Records contained in a dataset:
※ ※ ※

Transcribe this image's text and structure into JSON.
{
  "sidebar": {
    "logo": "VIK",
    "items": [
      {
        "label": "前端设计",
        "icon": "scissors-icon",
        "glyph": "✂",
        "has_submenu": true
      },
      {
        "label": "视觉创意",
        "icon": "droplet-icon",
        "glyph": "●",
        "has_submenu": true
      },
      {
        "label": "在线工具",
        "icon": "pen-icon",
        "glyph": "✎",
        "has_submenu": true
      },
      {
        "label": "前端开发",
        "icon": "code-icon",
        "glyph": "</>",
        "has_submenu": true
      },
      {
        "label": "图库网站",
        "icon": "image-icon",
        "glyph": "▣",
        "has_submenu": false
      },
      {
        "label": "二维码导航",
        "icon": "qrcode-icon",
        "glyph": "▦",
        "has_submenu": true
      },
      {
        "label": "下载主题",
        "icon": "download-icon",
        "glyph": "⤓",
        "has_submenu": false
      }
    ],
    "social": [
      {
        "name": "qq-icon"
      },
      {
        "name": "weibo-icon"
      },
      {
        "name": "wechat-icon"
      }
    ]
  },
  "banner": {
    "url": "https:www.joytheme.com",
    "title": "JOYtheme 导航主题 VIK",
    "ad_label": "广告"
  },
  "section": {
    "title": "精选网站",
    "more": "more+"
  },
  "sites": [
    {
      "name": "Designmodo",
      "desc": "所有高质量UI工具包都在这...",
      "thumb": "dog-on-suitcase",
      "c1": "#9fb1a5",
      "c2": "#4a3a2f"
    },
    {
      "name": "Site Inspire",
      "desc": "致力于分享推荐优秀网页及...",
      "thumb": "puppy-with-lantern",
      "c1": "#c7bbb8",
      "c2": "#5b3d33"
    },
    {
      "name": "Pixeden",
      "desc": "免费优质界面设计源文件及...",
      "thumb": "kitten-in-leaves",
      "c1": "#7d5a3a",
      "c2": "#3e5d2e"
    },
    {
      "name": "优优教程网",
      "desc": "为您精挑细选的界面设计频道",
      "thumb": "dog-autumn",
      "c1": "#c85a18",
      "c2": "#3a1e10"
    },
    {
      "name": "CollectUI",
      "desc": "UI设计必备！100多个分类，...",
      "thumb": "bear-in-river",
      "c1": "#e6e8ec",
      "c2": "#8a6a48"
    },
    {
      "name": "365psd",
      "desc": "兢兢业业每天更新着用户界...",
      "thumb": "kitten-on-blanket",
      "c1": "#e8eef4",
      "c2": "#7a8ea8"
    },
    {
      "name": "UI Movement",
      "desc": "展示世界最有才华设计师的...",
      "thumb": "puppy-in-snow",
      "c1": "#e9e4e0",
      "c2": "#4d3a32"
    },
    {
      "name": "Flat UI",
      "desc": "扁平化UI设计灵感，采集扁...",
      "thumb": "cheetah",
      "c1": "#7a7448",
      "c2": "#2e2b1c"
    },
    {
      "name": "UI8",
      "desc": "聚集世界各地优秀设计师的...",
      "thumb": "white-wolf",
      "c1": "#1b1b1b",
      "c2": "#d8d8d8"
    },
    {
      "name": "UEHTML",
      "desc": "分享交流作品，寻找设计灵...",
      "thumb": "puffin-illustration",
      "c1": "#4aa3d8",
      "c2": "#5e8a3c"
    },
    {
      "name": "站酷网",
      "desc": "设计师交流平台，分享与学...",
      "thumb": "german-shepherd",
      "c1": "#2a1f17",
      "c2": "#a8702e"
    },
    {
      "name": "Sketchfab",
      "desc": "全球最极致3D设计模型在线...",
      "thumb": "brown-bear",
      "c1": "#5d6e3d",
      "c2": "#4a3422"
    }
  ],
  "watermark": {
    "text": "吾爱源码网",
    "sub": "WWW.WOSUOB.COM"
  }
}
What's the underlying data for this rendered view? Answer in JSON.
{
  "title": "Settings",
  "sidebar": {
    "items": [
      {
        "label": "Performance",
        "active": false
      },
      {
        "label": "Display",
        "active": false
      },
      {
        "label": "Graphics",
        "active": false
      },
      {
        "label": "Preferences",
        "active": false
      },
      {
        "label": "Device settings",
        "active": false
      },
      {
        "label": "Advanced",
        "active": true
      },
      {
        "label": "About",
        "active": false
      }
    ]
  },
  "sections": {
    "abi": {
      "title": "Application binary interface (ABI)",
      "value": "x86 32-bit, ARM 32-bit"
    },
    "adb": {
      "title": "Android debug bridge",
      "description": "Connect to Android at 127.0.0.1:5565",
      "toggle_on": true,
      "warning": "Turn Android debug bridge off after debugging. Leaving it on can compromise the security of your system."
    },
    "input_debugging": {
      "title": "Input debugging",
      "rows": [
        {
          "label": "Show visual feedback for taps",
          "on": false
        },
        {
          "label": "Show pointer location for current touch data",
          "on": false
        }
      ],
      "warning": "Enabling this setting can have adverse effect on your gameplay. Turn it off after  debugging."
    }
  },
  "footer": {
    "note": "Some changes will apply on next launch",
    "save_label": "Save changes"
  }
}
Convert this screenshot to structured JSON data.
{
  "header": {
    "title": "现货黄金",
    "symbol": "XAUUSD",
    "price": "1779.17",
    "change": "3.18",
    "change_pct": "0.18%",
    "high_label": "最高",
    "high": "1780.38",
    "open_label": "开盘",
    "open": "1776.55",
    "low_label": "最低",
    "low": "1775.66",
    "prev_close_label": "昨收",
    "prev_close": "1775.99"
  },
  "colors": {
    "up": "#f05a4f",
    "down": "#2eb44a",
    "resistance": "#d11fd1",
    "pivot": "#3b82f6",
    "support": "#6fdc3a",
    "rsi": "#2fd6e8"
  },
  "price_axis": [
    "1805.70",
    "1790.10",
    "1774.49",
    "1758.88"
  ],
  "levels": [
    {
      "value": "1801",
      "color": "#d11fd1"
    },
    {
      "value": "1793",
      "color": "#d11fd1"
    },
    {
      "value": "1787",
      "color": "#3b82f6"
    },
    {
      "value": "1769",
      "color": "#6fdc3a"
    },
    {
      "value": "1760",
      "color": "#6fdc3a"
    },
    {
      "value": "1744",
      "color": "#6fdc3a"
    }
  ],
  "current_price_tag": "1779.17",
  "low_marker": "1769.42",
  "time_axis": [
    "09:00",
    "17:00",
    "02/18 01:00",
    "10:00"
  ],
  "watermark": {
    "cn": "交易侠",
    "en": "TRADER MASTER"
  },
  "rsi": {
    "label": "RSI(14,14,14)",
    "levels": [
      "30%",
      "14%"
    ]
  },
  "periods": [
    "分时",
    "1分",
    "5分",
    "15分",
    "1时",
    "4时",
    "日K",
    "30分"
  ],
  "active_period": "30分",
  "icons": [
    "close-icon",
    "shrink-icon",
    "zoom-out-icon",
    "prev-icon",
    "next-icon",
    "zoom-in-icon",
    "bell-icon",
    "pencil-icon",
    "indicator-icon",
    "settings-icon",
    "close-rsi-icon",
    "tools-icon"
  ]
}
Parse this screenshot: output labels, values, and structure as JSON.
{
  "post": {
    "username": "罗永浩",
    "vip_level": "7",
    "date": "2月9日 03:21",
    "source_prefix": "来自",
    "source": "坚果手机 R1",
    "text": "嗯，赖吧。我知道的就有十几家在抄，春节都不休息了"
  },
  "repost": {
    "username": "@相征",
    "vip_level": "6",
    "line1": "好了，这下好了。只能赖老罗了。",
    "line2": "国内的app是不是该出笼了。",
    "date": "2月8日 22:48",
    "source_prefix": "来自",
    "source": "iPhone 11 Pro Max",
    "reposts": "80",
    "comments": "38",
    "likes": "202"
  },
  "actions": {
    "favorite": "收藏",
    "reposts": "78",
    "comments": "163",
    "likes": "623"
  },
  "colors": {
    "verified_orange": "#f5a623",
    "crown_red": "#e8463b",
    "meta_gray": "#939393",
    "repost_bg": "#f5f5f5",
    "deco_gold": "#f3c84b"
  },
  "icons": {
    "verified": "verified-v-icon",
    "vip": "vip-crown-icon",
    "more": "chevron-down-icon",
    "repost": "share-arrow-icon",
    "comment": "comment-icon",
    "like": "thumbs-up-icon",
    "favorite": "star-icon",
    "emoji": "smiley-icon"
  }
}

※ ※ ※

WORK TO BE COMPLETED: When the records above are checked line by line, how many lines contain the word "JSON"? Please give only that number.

RESPONSE: 4